    • The child may feel that the baby’s death is their fault and will need to be reassured it was not. It is very common for children of all ages to blame themselves and feel guilty in their grief.
    • Help the child understand what has happened by using language they will understand;
    • Seeing other children with young siblings may be upsetting.
    • Remember that the family cannot replace the baby that has died and they need time to grieve.
    • Later pregnancies are likely to be an anxious and difficult time for the family, including the child.
    • At school children may find it difficult to explain to their peers what has happened. Children may need some support to explain. They may need some help to find the words for their feelings. The child’s close friends may find it hard as well.
    • Some children may not want to talk about it or for others to know. Follow the child’s lead and ask them what they would like you to do to help.
    • Adults often say that they find it more difficult to answer questions children have about the death of a baby, than if the death was from illness or old age. Children can ask very direct questions that can sound blunt to adults. Try not to answer children in a complex and elaborate way that they may misunderstand. If you don’t know the answer to their question, say so, but try to find the answer for them.
    • Many bereaved parents feel isolated and ignored by others - simply because other people may not know what to say. Help by openly making contact with them.
    • Keep to the child’s usual routines as much as possible.
    • It will help staff in the child’s school or nursery to support the child if they are aware of what has happened;
    • If you are finding contact with the child and family hard when a baby has died, the Sands helpline(details below) is available every day and its experienced staff will help you to find the right words and support.

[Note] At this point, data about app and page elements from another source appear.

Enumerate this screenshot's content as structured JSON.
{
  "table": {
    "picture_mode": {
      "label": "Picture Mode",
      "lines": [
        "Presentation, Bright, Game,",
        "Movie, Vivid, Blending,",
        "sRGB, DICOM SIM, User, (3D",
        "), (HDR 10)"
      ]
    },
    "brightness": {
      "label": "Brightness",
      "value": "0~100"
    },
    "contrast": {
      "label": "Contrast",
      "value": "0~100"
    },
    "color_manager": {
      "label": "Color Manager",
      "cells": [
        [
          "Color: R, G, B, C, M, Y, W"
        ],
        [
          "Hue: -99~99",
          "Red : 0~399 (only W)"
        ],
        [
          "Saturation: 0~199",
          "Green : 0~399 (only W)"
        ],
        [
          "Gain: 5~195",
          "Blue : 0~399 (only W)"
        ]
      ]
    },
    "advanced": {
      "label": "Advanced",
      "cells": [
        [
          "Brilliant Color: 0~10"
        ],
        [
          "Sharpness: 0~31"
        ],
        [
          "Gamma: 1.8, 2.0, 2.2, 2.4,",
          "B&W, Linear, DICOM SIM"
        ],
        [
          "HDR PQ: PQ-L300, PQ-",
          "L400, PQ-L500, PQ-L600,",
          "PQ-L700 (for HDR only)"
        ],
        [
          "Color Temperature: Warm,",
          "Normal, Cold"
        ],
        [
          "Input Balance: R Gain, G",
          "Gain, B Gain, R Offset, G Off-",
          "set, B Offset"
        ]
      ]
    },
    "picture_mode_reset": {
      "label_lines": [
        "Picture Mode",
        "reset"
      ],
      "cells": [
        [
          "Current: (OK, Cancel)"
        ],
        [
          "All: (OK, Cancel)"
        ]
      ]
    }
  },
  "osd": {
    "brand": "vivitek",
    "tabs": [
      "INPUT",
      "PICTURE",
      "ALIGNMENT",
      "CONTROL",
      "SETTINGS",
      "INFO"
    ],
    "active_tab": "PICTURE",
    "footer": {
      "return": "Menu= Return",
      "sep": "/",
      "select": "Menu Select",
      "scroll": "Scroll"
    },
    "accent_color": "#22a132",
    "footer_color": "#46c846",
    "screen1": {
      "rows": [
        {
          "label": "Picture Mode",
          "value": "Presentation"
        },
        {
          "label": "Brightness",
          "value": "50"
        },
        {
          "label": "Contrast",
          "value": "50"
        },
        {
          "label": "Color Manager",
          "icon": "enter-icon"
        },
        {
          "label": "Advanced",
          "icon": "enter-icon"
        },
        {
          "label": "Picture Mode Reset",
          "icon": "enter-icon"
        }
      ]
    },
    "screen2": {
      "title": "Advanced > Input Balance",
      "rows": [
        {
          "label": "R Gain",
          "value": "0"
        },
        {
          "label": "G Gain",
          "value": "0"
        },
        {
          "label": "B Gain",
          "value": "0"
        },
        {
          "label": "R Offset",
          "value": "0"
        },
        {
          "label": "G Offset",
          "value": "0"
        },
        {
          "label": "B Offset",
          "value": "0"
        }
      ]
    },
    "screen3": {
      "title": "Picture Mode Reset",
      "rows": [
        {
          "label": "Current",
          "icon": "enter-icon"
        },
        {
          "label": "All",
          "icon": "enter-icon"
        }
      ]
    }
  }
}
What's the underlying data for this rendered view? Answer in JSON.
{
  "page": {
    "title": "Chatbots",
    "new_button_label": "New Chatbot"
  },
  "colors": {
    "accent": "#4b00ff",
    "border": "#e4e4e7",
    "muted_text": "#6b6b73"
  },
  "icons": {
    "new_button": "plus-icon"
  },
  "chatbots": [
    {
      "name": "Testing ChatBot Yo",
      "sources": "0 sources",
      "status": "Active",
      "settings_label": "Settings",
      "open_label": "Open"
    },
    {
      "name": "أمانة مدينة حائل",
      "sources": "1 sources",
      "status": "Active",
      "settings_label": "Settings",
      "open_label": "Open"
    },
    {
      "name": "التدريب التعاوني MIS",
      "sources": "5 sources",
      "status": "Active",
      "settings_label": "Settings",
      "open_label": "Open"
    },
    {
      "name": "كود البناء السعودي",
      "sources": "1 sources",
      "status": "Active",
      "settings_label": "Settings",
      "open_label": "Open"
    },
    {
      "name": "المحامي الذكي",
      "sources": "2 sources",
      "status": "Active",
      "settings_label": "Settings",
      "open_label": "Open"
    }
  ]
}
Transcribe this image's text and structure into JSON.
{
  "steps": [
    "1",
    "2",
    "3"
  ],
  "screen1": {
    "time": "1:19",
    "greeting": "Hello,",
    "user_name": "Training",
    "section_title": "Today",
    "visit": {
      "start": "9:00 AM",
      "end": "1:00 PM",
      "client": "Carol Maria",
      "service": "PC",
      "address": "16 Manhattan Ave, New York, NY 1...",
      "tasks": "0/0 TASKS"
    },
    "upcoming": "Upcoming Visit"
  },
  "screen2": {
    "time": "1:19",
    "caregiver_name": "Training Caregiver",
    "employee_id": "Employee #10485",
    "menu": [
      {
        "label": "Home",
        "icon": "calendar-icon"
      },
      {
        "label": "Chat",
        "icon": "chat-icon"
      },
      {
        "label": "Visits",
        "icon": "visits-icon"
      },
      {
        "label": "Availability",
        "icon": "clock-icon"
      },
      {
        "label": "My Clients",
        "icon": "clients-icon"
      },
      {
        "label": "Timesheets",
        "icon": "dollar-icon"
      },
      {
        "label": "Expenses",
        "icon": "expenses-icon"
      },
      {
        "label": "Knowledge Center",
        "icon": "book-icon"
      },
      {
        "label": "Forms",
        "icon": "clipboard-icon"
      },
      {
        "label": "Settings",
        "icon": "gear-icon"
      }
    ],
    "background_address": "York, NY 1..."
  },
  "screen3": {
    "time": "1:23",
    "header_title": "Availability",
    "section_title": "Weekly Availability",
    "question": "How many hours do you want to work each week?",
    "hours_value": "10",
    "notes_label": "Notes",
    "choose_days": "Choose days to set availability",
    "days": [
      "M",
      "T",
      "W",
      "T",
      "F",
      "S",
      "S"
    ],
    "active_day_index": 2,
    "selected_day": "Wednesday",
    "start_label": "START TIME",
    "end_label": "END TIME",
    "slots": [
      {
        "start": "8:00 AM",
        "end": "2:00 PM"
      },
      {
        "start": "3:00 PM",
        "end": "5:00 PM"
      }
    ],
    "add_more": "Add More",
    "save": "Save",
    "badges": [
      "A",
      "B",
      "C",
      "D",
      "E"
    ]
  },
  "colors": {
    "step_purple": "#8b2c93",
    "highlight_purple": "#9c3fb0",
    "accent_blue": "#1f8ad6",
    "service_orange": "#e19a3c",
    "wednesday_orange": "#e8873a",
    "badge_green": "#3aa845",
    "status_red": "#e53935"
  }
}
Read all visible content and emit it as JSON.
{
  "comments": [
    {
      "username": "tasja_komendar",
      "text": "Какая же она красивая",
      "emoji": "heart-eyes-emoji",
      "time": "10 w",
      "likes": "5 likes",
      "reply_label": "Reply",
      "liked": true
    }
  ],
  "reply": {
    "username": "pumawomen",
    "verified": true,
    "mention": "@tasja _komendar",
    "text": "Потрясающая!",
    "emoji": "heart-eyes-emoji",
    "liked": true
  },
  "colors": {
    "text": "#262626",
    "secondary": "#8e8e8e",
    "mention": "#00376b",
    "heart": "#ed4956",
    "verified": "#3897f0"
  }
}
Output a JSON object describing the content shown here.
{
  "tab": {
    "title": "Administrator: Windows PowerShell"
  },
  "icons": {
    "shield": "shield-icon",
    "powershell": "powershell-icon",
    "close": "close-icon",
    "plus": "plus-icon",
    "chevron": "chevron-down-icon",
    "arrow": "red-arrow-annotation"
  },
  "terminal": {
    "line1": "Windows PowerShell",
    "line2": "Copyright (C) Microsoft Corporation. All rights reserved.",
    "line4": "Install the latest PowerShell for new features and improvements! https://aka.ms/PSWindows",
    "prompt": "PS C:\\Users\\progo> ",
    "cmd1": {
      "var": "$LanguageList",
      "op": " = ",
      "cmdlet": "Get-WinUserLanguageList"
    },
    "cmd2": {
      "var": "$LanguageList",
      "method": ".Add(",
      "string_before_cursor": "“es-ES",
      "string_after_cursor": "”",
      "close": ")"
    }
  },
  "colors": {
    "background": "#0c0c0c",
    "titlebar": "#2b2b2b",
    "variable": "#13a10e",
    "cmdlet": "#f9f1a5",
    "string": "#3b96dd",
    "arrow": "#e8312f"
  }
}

Slide Away offers tailored support to those bereaved of a baby in the family. Referrals are submitted in the normal way and are triaged by our clinical team. Please refer to our ‘how to refer guide’ to find out how to refer a child.

Other sources of support:


Sands supports anyone who has been affected by the death of a baby before, during or shortly after birth.

Abigail’s Footsteps
Abigail’s Footsteps

Abigail’s Footsteps are a baby loss charity who provide support and counselling for bereaved parents and families as well as specialist bereavement training for midwives and healthcare professionals.

Books you may find helpful

For  book recommendations, please take a look at our booklist.